The problem
Find the word "Pędzel" in the data below and copy each line that holds it.

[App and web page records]
======
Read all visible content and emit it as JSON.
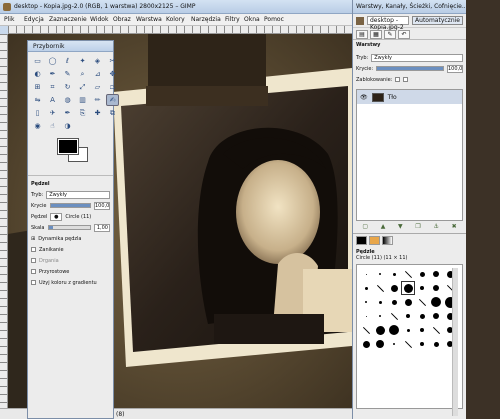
{
  "window": {
    "title": "desktop - Kopia.jpg-2.0 (RGB, 1 warstwa) 2800x2125 – GIMP",
    "menu": [
      "Plik",
      "Edycja",
      "Zaznaczenie",
      "Widok",
      "Obraz",
      "Warstwa",
      "Kolory",
      "Narzędzia",
      "Filtry",
      "Okna",
      "Pomoc"
    ]
  },
  "status": {
    "text": "(8)"
  },
  "toolbox": {
    "title": "Przybornik",
    "tools": [
      "rect-select",
      "ellipse-select",
      "free-select",
      "fuzzy-select",
      "color-select",
      "scissors",
      "foreground-select",
      "paths",
      "color-picker",
      "zoom",
      "measure",
      "move",
      "align",
      "crop",
      "rotate",
      "scale",
      "shear",
      "perspective",
      "flip",
      "text",
      "bucket-fill",
      "blend",
      "pencil",
      "paintbrush",
      "eraser",
      "airbrush",
      "ink",
      "clone",
      "heal",
      "perspective-clone",
      "convolve",
      "smudge",
      "dodge-burn"
    ],
    "selected_tool": 23,
    "options_title": "Pędzel",
    "mode_label": "Tryb:",
    "mode_value": "Zwykły",
    "opacity_label": "Krycie",
    "opacity_value": "100,0",
    "opacity_fraction": 1.0,
    "brush_label": "Pędzel",
    "brush_value": "Circle (11)",
    "scale_label": "Skala",
    "scale_value": "1,00",
    "scale_fraction": 0.1,
    "pressure_label": "Dynamika pędzla",
    "fade_label": "Zanikanie",
    "jitter_label": "Drgania",
    "incremental_label": "Przyrostowe",
    "gradient_label": "Użyj koloru z gradientu"
  },
  "dock": {
    "title": "Warstwy, Kanały, Ścieżki, Cofnięcie...",
    "image_name": "desktop - Kopia.jpg-2",
    "auto_label": "Automatycznie",
    "layers_title": "Warstwy",
    "mode_label": "Tryb:",
    "mode_value": "Zwykły",
    "opacity_label": "Krycie:",
    "opacity_value": "100,0",
    "lock_label": "Zablokowanie:",
    "layer_name": "Tło",
    "brushes_title": "Pędzle",
    "brush_info": "Circle (11) (11 × 11)"
  },
  "colors": {
    "fg": "#000000",
    "bg": "#ffffff",
    "accent": "#6b8fc0"
  }
}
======
Solution for this exercise
    "options_title": "Pędzel",
    "brush_label": "Pędzel",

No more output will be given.